The missile defense budget has been on the chopping block ever since the Obama Administration took office. In 2009, President Obama proposed $1.6 billion in cuts compared to the prior year’s budget estimate. In 2010, the Administration proposed a modest increase in the missile defense budget for FY 2011 but only in comparison to the reduced level for FY 2010.

This year’s missile defense budget request is still almost 2 percent in real dollars below what the Bush Administration requested for FY 2009. In short, the U.S. missile defense program has been treading water.

President Obama cut the number of ground-based interceptors (GBIs) in Alaska and California from 44 to 30. In addition, the Administration pulled out of the “third site,” a Bush Administration’s ballistic missile defense plan that would result in 10 two-stage GBIs in Poland and an X-Band Radar in the Czech Republic. This deployment configuration would further protect the U.S. homeland and the European territory.

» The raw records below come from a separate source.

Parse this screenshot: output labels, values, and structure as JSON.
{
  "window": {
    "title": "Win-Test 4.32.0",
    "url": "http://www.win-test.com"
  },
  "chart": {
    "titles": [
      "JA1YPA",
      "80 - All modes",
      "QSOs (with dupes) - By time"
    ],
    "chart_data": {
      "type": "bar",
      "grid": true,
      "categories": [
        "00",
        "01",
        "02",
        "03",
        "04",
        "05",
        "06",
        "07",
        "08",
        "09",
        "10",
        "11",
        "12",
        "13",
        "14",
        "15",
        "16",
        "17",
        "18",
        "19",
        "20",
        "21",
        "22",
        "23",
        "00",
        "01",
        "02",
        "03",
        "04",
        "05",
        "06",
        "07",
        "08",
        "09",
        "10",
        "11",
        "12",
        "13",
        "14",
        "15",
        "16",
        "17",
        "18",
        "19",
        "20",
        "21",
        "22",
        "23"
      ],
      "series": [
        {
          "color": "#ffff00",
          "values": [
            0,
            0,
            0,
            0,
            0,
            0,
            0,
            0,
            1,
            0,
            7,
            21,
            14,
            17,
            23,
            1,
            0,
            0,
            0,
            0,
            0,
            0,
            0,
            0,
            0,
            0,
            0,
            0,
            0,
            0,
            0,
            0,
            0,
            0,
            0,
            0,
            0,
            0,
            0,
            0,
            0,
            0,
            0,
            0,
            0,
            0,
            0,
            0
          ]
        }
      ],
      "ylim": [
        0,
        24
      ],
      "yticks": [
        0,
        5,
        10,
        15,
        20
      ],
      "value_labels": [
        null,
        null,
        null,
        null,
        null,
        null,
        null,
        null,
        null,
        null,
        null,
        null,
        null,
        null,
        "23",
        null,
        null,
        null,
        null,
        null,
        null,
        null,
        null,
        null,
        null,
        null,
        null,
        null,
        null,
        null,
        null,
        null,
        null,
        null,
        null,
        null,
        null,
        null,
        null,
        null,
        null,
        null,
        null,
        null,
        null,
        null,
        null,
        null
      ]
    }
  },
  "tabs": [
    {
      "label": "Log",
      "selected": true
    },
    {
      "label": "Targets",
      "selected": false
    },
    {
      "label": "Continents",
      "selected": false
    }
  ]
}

Instead, the Obama Administration has proposed the European Phased Adaptive Approach (EPAA), which would not provide an additional defense to the U.S. homeland until around 2020 with an advancement of the Standard Missile-3 on an Aegis platform. In the meantime, North Korea already has a ballistic missile capability to target Hawaii and parts of Alaska. Iran is well on its way to construct its first intercontinental-range ballistic missile.

Faster implementation of the EPAA is essential. As Admiral J. D. Williams points out, however, Aegis can be given the capability of countering long-range missiles at a much earlier date than the 2020 so long as proper command-and-control arrangements are put in place and the interceptor in the Aegis weapon system is tied to a properly positioned surface radar.

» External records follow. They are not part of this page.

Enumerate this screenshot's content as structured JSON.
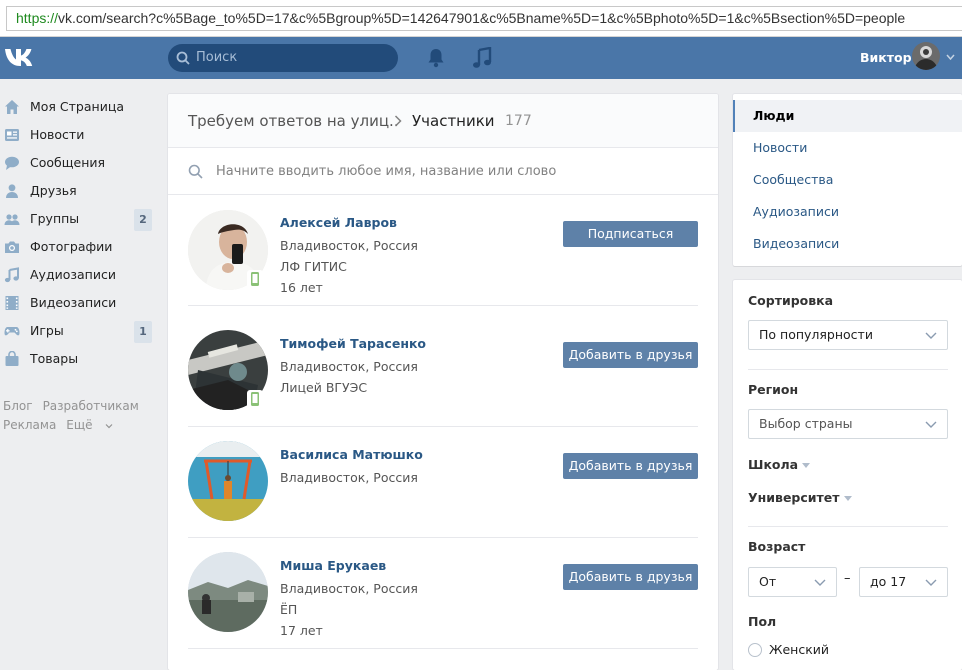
{
  "browser": {
    "url_scheme": "https://",
    "url_rest": "vk.com/search?c%5Bage_to%5D=17&c%5Bgroup%5D=142647901&c%5Bname%5D=1&c%5Bphoto%5D=1&c%5Bsection%5D=people"
  },
  "header": {
    "search_placeholder": "Поиск",
    "user_name": "Виктор",
    "icons": [
      "vk-logo",
      "search-icon",
      "bell-icon",
      "music-icon",
      "avatar",
      "chevron-down-icon"
    ]
  },
  "sidebar": {
    "items": [
      {
        "label": "Моя Страница",
        "icon": "home-icon",
        "count": ""
      },
      {
        "label": "Новости",
        "icon": "news-icon",
        "count": ""
      },
      {
        "label": "Сообщения",
        "icon": "message-icon",
        "count": ""
      },
      {
        "label": "Друзья",
        "icon": "user-icon",
        "count": ""
      },
      {
        "label": "Группы",
        "icon": "users-icon",
        "count": "2"
      },
      {
        "label": "Фотографии",
        "icon": "camera-icon",
        "count": ""
      },
      {
        "label": "Аудиозаписи",
        "icon": "music-icon",
        "count": ""
      },
      {
        "label": "Видеозаписи",
        "icon": "film-icon",
        "count": ""
      },
      {
        "label": "Игры",
        "icon": "gamepad-icon",
        "count": "1"
      },
      {
        "label": "Товары",
        "icon": "bag-icon",
        "count": ""
      }
    ],
    "footer_links": [
      "Блог",
      "Разработчикам",
      "Реклама",
      "Ещё"
    ]
  },
  "main": {
    "group_name": "Требуем ответов на улиц..",
    "section_title": "Участники",
    "member_count": "177",
    "search_placeholder": "Начните вводить любое имя, название или слово",
    "people": [
      {
        "name": "Алексей Лавров",
        "lines": [
          "Владивосток, Россия",
          "ЛФ ГИТИС",
          "16 лет"
        ],
        "button": "Подписаться",
        "mobile": true
      },
      {
        "name": "Тимофей Тарасенко",
        "lines": [
          "Владивосток, Россия",
          "Лицей ВГУЭС"
        ],
        "button": "Добавить в друзья",
        "mobile": true
      },
      {
        "name": "Василиса Матюшко",
        "lines": [
          "Владивосток, Россия"
        ],
        "button": "Добавить в друзья",
        "mobile": false
      },
      {
        "name": "Миша Ерукаев",
        "lines": [
          "Владивосток, Россия",
          "ЁП",
          "17 лет"
        ],
        "button": "Добавить в друзья",
        "mobile": false
      }
    ]
  },
  "right": {
    "tabs": [
      "Люди",
      "Новости",
      "Сообщества",
      "Аудиозаписи",
      "Видеозаписи"
    ],
    "active_tab": "Люди",
    "filters": {
      "sort_label": "Сортировка",
      "sort_value": "По популярности",
      "region_label": "Регион",
      "region_placeholder": "Выбор страны",
      "school_label": "Школа",
      "university_label": "Университет",
      "age_label": "Возраст",
      "age_from": "От",
      "age_dash": "–",
      "age_to": "до 17",
      "sex_label": "Пол",
      "sex_female": "Женский"
    }
  },
  "colors": {
    "header": "#4a76a8",
    "link": "#2a5885",
    "button": "#5e81a8",
    "background": "#edeef0"
  }
}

Recently, the Senate Appropriations Committee to cut $123 million from the Aegis Standard Missile Block II-B development effort. If Congress proceeds with the cut, it is essential that it directs the Navy to use a portion of the funds to conduct a test of one of the earlier versions of the Standard Missile-3 against a long-range target missile as soon as possible.

The homeland missile defense system should be protected from budget cuts. It offers the United States freedom from the fear of a ballistic missile attack and constitutes only about 1.52 percent of the defense budget, according to the Administration’s FY 2012 budget requests. This is only a minor investment considering how much damage a successful ballistic missile attack would cause.